VMware
VMware

Yesterday I had the chance to visit some friends at VMware (they get community) which was a reminder of where my journey with social networks began.  I first started using social networks for business in 2008.  I was asked to build a business within Tripwire for the virtualization market.  As I was exploring the players in this market, I discovered that this community was using Twitter as their back channel of communication.  Everyone on the business side of our team got a second monitor and introduced to TweetDeck   I think they all thought I was nuts at first but it ended up being an amazing thing for us to do.  After a few months, the team had formed a number of amazing relationships on Twitter.  This resulted in many of the top bloggers in the world on virtualization writing about us even though our product was overly complex.  When we launched the product at VMWorld in 2009 the market had the perception that we were doing much better than we were because of the buzz we had created.

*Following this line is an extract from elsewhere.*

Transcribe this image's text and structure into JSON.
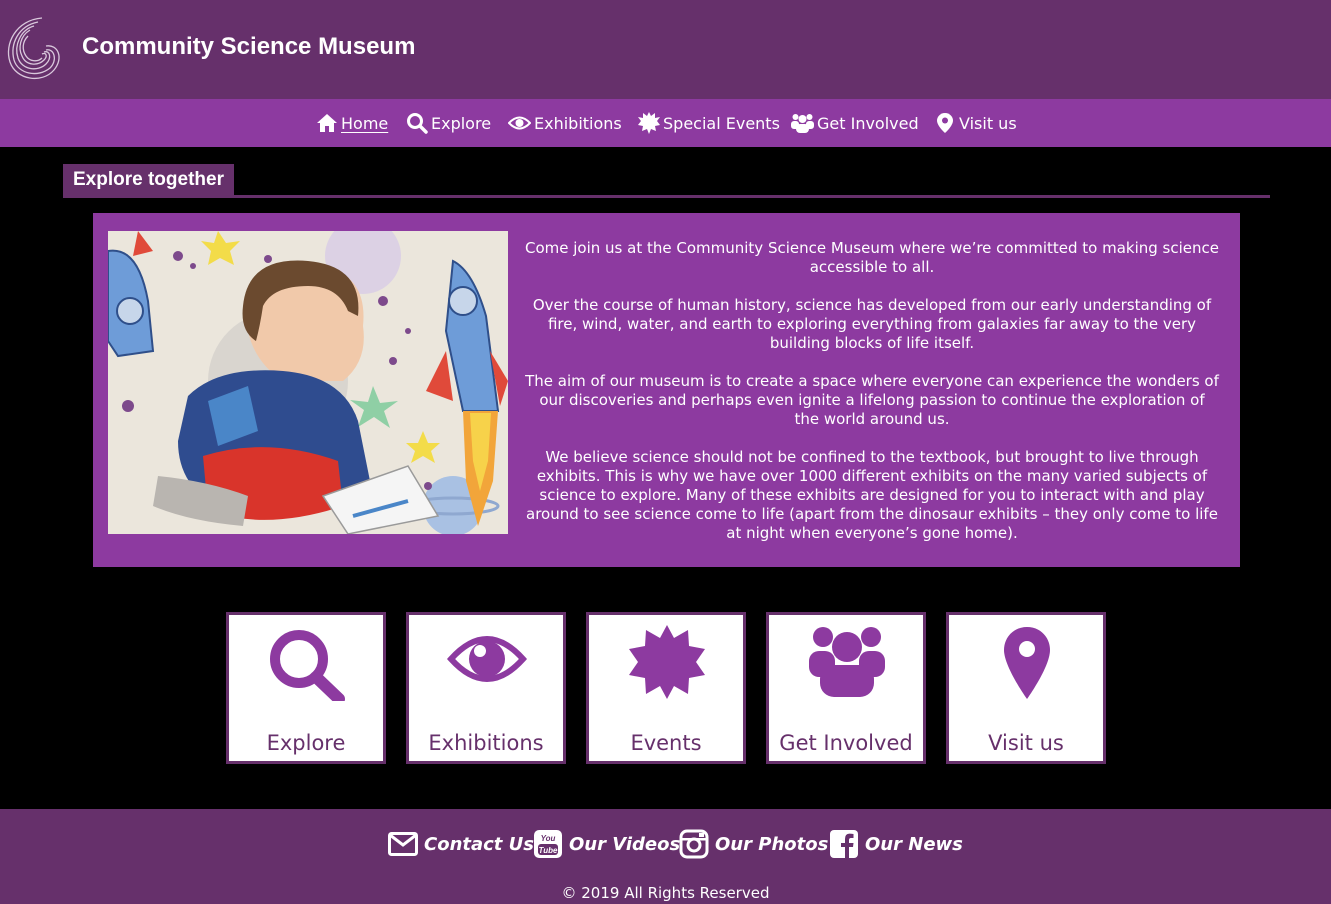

The business was ultimately shut down.  A few years later I had a chance to chat with one of the guys who ran one of the top blogs in the world on virtualization and lived on Twitter.  I asked him why he took so much time to test and write about our product.  He told me that each quarter he received 100’s of pitches from people hoping he would write about them.  He wrote about us because we were his friends.  It was that simple.  He was thinking of taking a trip across the US (he was from the UK) and he was planning on sleeping on our marketer’s couch.  We had a relationship with him and that mattered.

How did we do this?   We just hustled.  We worked our butts off discovering, engaging and building relationships with this community.  This is how the early days of social worked.  Where has this gone in our approach to social?  Community seems to be a word that is not fashionable to say.  We now are trying to mass market to people through advertising or “Influencers” because they have a ton of followers.  There are more lists that score and rank people than anyone knows what to do with.  What happened to organizations adding value as part of a community and building relationships?

These networks have gotten so large that hustle is no longer enough.  With a billion people on Facebook and 500 million people on Twitter the size and volume of the noise has become overwhelming.  It is a huge challenge for marketers to articulate their mental model of how they think these massive communities work to the business.  That is why most marketers have resorted to these mass marketing techniques.  It is something they can articulate and the business understands.

We can do better.   We have more data about these networks than any other channel we have ever had.  The challenge is that these networks are different for multiple reasons and the old models in how we understood the Internet or the physical world don’t translate.  .  We need new intelligence that starts to deliver on the promise we had of social before scale overwhelmed us.